However, if there was one place I felt somewhat safe, it was in my university email. My guard was down.
In Fall 2018, when I was merely a freshman on campus, I received my first email from eager scammers. Being naive at the time, I was not skeptical when offered a teacher’s assistant position that paid well on campus because I could not fathom that scammers could find their way into a university email.
But oh, was I wrong.
I was so excited to be picked for such an honorable job, I went to Staples and found printer paper that the “professor” asked me to purchase for business reasons. I had a few reasons to doubt the authenticity of the job, such as the various typos, but I was eager to believe that those were just human mistakes.
I did not know at the time how university jobs operated. To be quite honest, the scammers were doing their job in complimenting my work in school and pandering to my ego.
It was only days into the trick that I fully realized I was being conned when they asked me to purchase $300 worth of iTunes gift cards and to send them the codes on the back. I suppose I applaud them for being patient in the long con.
Perhaps what bothers me the most is that these criminals not only want to take your money but also take advantage of the position that university students are in. They often offer a job on campus, such as a work study position that many students would love to have on their resume. They offer money for people that are already paying a hefty amount to be in school and most likely working part or full-time jobs.
To them, stealing money from hard working people is all part of a day’s work and is simply routine for them at this point.
These are a few ways to identify a scam, especially those targeted to UCCS students.
Check the email address: Most scammers will not actually have a “@uccs.edu” address.
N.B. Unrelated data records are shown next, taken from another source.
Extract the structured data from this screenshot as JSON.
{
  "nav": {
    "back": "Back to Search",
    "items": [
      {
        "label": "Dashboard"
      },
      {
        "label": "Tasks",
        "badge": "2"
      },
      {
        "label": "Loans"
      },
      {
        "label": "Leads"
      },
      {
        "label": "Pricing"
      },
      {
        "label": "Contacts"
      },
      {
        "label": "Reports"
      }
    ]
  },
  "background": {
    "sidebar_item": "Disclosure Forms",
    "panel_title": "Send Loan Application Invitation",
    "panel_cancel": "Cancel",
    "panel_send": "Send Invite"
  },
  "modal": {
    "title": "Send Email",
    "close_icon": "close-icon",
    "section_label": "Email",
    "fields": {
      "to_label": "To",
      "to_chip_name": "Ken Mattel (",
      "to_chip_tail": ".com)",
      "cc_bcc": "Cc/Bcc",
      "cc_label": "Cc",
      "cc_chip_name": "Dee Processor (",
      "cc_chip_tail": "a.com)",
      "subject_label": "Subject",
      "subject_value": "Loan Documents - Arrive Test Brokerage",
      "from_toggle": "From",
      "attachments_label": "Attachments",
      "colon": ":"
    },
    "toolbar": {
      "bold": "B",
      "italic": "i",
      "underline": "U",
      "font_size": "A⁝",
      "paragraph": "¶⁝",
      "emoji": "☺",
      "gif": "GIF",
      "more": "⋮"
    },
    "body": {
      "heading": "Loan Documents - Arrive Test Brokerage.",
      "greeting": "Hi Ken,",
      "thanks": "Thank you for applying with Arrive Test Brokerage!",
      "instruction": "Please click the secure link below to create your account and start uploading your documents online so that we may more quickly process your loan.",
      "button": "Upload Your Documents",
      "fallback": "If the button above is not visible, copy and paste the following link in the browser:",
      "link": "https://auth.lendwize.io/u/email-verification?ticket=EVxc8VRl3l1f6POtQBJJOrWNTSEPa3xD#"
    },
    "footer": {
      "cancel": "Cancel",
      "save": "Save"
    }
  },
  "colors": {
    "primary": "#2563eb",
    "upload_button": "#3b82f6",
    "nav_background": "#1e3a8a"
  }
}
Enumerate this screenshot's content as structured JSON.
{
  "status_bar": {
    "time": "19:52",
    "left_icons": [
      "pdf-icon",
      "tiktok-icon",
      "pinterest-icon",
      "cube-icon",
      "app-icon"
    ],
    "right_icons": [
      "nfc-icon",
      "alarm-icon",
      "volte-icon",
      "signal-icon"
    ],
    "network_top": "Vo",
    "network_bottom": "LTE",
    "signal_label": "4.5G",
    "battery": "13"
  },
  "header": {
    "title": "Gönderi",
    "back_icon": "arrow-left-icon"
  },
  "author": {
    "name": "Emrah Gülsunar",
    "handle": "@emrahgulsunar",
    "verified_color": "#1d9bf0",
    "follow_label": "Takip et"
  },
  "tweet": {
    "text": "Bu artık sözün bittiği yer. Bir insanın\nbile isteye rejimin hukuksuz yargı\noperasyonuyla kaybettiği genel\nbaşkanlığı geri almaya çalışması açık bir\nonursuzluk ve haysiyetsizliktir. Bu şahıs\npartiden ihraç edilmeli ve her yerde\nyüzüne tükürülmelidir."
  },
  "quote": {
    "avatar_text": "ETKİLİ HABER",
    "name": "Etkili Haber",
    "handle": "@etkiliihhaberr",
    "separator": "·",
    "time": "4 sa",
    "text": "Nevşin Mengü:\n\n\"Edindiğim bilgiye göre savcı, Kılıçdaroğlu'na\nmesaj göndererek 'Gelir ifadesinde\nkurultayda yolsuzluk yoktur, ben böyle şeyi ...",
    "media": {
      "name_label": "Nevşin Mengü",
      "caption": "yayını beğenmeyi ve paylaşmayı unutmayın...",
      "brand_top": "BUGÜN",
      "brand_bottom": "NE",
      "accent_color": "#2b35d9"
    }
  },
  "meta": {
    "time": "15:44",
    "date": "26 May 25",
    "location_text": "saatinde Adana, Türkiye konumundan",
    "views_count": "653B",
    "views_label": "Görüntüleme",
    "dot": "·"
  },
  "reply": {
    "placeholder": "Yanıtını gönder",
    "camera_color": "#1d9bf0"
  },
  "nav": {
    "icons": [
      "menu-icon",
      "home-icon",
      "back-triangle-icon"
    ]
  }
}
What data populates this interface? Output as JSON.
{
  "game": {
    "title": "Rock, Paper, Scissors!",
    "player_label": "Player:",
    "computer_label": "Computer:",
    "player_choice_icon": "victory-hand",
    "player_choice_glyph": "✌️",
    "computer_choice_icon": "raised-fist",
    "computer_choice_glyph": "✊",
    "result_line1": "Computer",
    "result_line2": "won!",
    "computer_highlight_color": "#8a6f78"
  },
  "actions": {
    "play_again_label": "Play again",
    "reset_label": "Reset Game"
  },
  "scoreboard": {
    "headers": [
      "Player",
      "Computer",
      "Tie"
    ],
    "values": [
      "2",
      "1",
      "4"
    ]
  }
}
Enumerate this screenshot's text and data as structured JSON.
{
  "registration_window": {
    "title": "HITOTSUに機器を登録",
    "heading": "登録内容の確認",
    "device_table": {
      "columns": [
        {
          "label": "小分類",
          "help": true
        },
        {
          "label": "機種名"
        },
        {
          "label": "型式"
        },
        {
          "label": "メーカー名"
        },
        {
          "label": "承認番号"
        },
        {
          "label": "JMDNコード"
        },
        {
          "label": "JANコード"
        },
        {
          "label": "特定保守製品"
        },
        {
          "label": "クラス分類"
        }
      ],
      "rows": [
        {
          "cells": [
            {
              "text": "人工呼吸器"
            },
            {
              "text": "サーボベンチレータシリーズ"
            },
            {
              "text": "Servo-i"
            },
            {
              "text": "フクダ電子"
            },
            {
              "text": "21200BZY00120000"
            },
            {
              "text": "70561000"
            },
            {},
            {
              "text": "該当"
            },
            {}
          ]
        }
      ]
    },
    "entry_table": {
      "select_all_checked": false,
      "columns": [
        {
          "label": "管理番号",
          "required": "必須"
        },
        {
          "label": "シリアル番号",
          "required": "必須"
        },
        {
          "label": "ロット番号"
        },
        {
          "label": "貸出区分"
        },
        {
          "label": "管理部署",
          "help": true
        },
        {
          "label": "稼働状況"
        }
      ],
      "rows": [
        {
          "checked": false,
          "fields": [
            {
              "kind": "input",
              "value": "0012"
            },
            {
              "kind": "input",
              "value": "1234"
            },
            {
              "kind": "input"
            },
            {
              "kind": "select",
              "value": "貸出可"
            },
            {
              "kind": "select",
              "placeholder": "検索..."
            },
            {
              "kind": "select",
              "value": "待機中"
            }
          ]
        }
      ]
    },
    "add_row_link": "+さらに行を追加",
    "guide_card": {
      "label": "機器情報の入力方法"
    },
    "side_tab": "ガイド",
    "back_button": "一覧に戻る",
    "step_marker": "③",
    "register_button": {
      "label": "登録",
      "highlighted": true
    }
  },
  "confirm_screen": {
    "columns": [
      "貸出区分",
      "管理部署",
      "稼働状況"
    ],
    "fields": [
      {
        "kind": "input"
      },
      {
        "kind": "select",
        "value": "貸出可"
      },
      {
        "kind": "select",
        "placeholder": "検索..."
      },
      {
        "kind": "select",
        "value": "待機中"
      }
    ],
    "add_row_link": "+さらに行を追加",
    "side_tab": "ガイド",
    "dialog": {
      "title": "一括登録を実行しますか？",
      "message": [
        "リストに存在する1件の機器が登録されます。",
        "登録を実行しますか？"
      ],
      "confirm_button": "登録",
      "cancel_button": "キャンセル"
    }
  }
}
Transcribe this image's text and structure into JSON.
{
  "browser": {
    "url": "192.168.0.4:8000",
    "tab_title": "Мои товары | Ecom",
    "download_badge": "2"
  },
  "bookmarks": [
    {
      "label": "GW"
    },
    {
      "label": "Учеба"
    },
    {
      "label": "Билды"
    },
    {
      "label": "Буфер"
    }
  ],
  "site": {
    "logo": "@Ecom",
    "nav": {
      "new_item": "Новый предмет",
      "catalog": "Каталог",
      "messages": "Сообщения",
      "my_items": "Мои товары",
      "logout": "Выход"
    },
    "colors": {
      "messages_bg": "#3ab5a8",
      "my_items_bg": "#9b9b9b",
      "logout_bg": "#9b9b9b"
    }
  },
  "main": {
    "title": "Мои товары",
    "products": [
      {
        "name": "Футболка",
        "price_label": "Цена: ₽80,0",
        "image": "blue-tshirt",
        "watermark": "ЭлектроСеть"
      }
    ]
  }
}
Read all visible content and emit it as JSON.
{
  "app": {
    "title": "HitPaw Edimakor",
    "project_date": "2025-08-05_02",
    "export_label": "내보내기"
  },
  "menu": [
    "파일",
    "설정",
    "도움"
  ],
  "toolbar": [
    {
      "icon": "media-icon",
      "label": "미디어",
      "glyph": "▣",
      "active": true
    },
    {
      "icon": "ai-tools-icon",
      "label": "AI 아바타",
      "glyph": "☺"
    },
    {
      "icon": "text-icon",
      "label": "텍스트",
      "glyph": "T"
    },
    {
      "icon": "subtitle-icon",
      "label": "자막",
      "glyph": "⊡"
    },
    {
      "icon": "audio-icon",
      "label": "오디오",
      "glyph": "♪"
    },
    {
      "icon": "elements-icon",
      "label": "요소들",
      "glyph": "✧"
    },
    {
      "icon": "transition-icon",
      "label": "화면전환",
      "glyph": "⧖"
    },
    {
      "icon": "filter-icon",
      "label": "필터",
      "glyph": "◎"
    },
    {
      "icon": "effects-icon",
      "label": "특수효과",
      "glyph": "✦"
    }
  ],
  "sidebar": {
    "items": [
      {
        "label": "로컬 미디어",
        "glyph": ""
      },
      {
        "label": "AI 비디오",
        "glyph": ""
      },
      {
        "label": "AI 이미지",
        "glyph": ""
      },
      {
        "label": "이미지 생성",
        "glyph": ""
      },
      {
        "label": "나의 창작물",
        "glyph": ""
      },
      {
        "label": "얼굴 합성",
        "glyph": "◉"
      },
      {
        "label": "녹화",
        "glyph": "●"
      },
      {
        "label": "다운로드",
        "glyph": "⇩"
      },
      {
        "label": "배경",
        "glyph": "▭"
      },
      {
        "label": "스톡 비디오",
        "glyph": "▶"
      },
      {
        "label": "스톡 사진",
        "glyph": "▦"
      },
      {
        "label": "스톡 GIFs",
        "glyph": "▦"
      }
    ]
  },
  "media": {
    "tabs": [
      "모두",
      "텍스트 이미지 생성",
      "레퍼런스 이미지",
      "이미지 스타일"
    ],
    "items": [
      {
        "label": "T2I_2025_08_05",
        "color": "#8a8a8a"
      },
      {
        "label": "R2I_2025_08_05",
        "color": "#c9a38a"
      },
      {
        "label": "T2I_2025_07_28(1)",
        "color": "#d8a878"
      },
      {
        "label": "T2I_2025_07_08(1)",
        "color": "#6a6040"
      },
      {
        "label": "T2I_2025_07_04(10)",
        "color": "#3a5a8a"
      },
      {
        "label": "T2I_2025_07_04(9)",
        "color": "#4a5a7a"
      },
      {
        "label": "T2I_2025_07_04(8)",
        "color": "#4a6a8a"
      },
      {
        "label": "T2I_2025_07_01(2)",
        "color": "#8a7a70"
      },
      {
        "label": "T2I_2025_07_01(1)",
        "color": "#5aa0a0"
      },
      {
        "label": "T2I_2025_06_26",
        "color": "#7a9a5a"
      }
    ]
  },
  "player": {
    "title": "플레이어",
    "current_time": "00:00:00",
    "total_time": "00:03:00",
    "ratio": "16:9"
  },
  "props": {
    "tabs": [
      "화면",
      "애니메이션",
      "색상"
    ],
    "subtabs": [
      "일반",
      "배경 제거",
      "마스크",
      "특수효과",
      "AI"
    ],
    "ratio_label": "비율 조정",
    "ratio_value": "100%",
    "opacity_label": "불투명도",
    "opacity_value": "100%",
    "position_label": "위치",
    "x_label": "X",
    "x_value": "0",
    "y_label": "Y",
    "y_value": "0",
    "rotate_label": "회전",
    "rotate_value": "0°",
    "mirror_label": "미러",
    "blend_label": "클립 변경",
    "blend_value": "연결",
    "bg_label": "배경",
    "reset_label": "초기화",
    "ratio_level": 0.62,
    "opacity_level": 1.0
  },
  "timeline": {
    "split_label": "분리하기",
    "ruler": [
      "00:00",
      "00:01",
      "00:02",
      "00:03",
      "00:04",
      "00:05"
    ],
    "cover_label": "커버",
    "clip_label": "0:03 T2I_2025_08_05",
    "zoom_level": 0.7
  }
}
They will try to trick students by inserting that bit into their name like so: “firstname.lastname@example.org”
Google the name of the person: Remember to enter the keyword “UCCS” with their name into Google to see if they come up as a result on the UCCS Staff website. If you cannot find any information, it is likely a scam. Scammers will either pretend to be staff, alumni or people related to the school to gain your trust. Here is the Staff Directory for a quick reference check.
Reverse image search photos: If the scammers are not clever enough, they will use a photo of a person or thing that they randomly found online. You can reverse search the image to find the originals and determine if their photo is legit.
Look out for typos: Often, these scammers will leave typos such as mechanical mistakes, misspellings, unnecessarily capitalized words, etc. These types of errors should raise a red flag.
They are offering a lot of money: In most cases, to lure people in, these scammers will bait students with high-paying opportunities. For example, in an email I received in 2019, a Mr. Kason Clark was offering $400 for an hour a day, three times a week. This is just as it appears — too good to be true.
They ask you to purchase something: The scammers may write something along the lines of “We need Google Play gift cards for disabled students in Africa, will you please get them and send us the code on the back?” They also might ask you to purchase a laptop or printer paper, which they promise to reimburse you while actually fishing for your bank details. Do not fall for it!
They ask for personal information: These despicable people will usually ask you to send them money, but if they don’t, they might try to get your bank information, your credit card number, home address, phone number and more. Keep your information as private as possible, but stay calm if you see a scammer pop up in your inbox.
Still, just avoiding scams doesn’t feel quite enough, does it? If you want to help combat scams yourself, there are a few things you can do.
University Police are aware of these unknown users who portray themselves as UCCS faculty/staff, and they ask that if you or someone you know has been a victim of this solicitation, that “you report this activity as soon as possible.” So, if you do receive a scam email, be sure to forward it to email@example.com and/or firstname.lastname@example.org for their records.
Protect yourself and do not fall for their enticing tricks and traps. Be diligent and report scammers to the proper authorities.
Stay safe out there, Mountain Lions.